Santos Gomes had worked for the employer, who specialised in providing accommodation and support to vulnerable young people, from February 2013 to May 2014. During her employment Santos Gomes had been denied the requisite rest breaks that she was entitled to under the Working Time Regulations 1998 (WTR). She had specifically been denied her statutory uninterrupted rest break of 20 minutes on numerous occasions when working shifts of over 6 hours, which she argued had resulted in damage to her overall health and wellbeing.

She proceeded to bring this claim, amongst others, to an employment tribunal who ruled that the employer had failed to abide by Regulation 30 of the WTR, in denying her the appropriate rest breaks, and awarded £1,200 in compensation. However, the ET were unwilling to agree with Santos Gomes’ claim that she was owed additional compensation due to injury to feelings under Regulation 30(4)(a) of the WTR which states compensation should be “just and equitable”. In dismissing this claim the judge explained that this regulation did not provide for compensation for injury to feelings and that this award was limited to cases involving discrimination in line with the Equality Act 2010.

Santos Gomes decided to appeal this decision to the Employment Appeal Tribunal (EAT), who subsequently dismissed her claim. The EAT noted that the claimant was unable herself to point to any prior instance in which injury to feelings compensation had been awarded in a claim which did not involve a form of discrimination. In summary, the EAT ruled that withholding rest breaks was the equivalent to a breach of contract, meaning the original ET had ruled correctly on this matter.

Despite this the claimant proceeded to lodge a further appeal with the Court of Appeal (CoA). On this occasion she noted the existence of EU regulations on the matter and requested that if UK domestic law was unclear on how to interpret these regulations then this should be decided by the European Court of Justice (ECJ).

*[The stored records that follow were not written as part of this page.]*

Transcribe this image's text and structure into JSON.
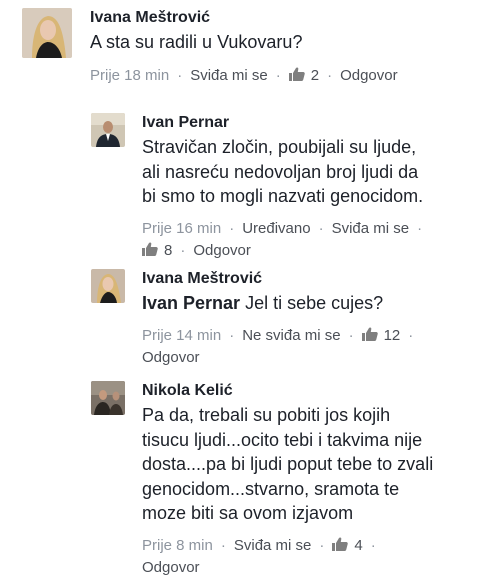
{
  "comments": [
    {
      "author": "Ivana Meštrović",
      "text": "A sta su radili u Vukovaru?",
      "time": "Prije 18 min",
      "like_action": "Sviđa mi se",
      "likes": "2",
      "reply_action": "Odgovor"
    },
    {
      "author": "Ivan Pernar",
      "text_lines": [
        "Stravičan zločin, poubijali su ljude,",
        "ali nasreću nedovoljan broj ljudi da",
        "bi smo to mogli nazvati genocidom."
      ],
      "time": "Prije 16 min",
      "edited": "Uređivano",
      "like_action": "Sviđa mi se",
      "likes": "8",
      "reply_action": "Odgovor"
    },
    {
      "author": "Ivana Meštrović",
      "mention": "Ivan Pernar",
      "text": "Jel ti sebe cujes?",
      "time": "Prije 14 min",
      "like_action": "Ne sviđa mi se",
      "likes": "12",
      "reply_action": "Odgovor"
    },
    {
      "author": "Nikola Kelić",
      "text_lines": [
        "Pa da, trebali su pobiti jos kojih",
        "tisucu ljudi...ocito tebi i takvima nije",
        "dosta....pa bi ljudi poput tebe to zvali",
        "genocidom...stvarno, sramota te",
        "moze biti sa ovom izjavom"
      ],
      "time": "Prije 8 min",
      "like_action": "Sviđa mi se",
      "likes": "4",
      "reply_action": "Odgovor"
    }
  ],
  "colors": {
    "text": "#1d2129",
    "meta": "#8d949e",
    "action": "#4b4f56",
    "like_icon": "#7f7f7f"
  },
  "icons": {
    "like": "thumbs-up-icon"
  }
}
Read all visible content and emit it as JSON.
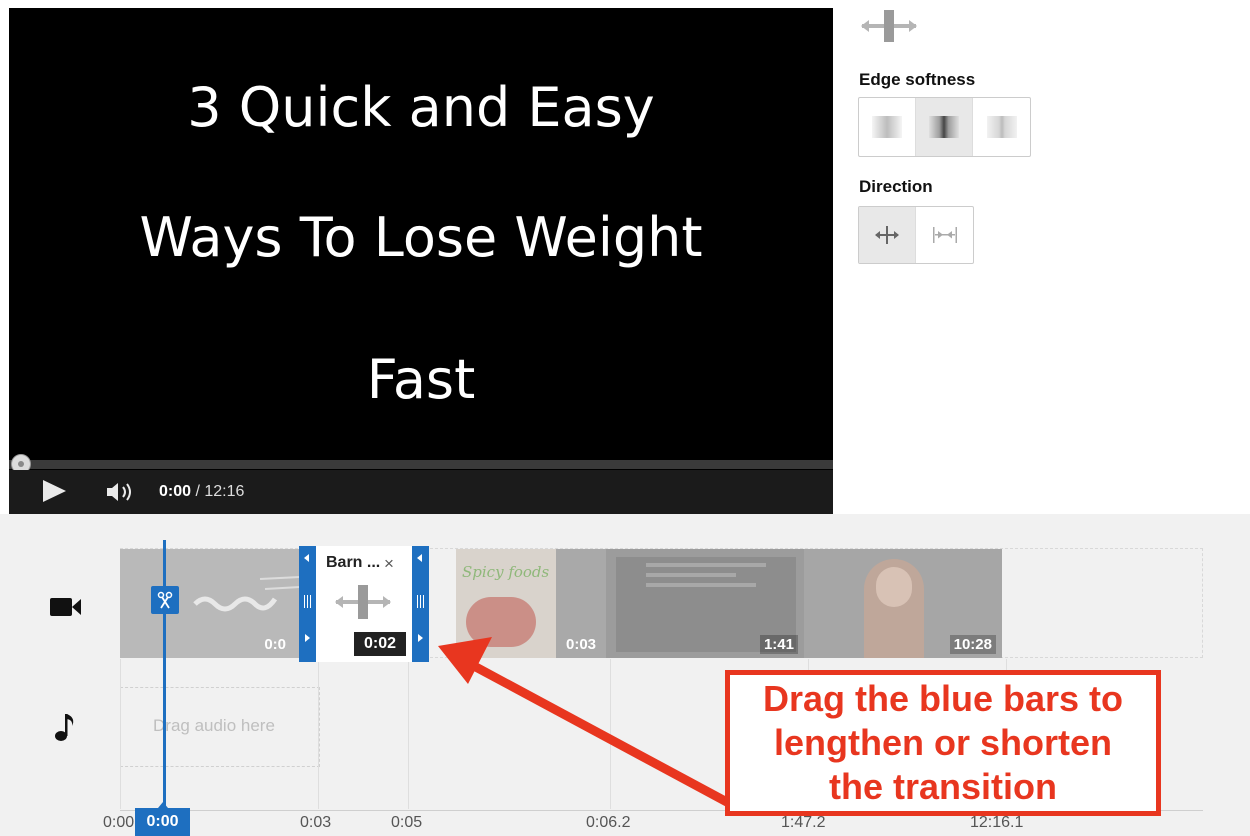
{
  "player": {
    "title_lines": [
      "3 Quick and Easy",
      "Ways To Lose Weight",
      "Fast"
    ],
    "current_time": "0:00",
    "separator": " / ",
    "duration": "12:16",
    "progress_fraction": 0
  },
  "transition_panel": {
    "edge_softness_label": "Edge softness",
    "direction_label": "Direction",
    "edge_softness_selected_index": 1,
    "direction_selected_index": 0
  },
  "editor": {
    "playhead_time": "0:00",
    "audio_placeholder": "Drag audio here",
    "transition": {
      "name": "Barn ...",
      "close": "×",
      "duration": "0:02"
    },
    "clips": [
      {
        "duration": "0:0"
      },
      {
        "duration": "0:03",
        "text": "Spicy foods"
      },
      {
        "duration": "1:41"
      },
      {
        "duration": "10:28"
      }
    ],
    "ruler": [
      "0:00",
      "0:03",
      "0:05",
      "0:06.2",
      "1:47.2",
      "12:16.1"
    ]
  },
  "annotation": {
    "lines": [
      "Drag the blue bars to",
      "lengthen or shorten",
      "the transition"
    ],
    "color": "#e8361f"
  },
  "colors": {
    "accent": "#1e6fc0",
    "player_bg": "#000000",
    "editor_bg": "#f1f1f1"
  }
}
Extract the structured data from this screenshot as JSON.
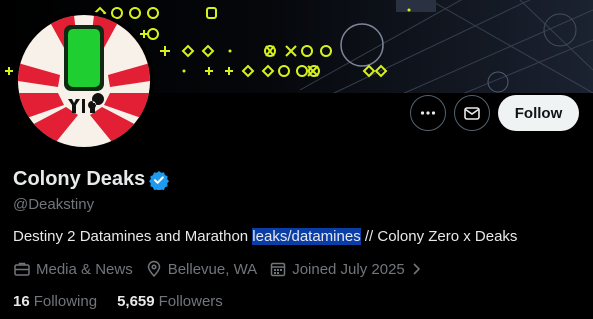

For their part the CoA accepted that the previous decisions of the ET and EAT had relied on statute and therefore decided to explore existing case law. Despite finding that previous cases had on occasion ruled that injury to feelings could be granted in situations other than discrimination, these examples had all involved detriment on the grounds of trade union membership and were therefore not comparable. As such, the CoA concluded that the ET and EAT had acted correctly in these circumstances, dismissing the appeal and the claimants request to refer the case to the ECJ.
This ruling reiterates clearly that the intention of the wording around compensation in the WTR is not designed to allow additional compensation for injury to feelings when it comes to withholding rest breaks. Workers will only be awarded ‘just and equitable’ compensation taking into consideration the employer’s default in refusing the breaks and any loss sustained by the worker.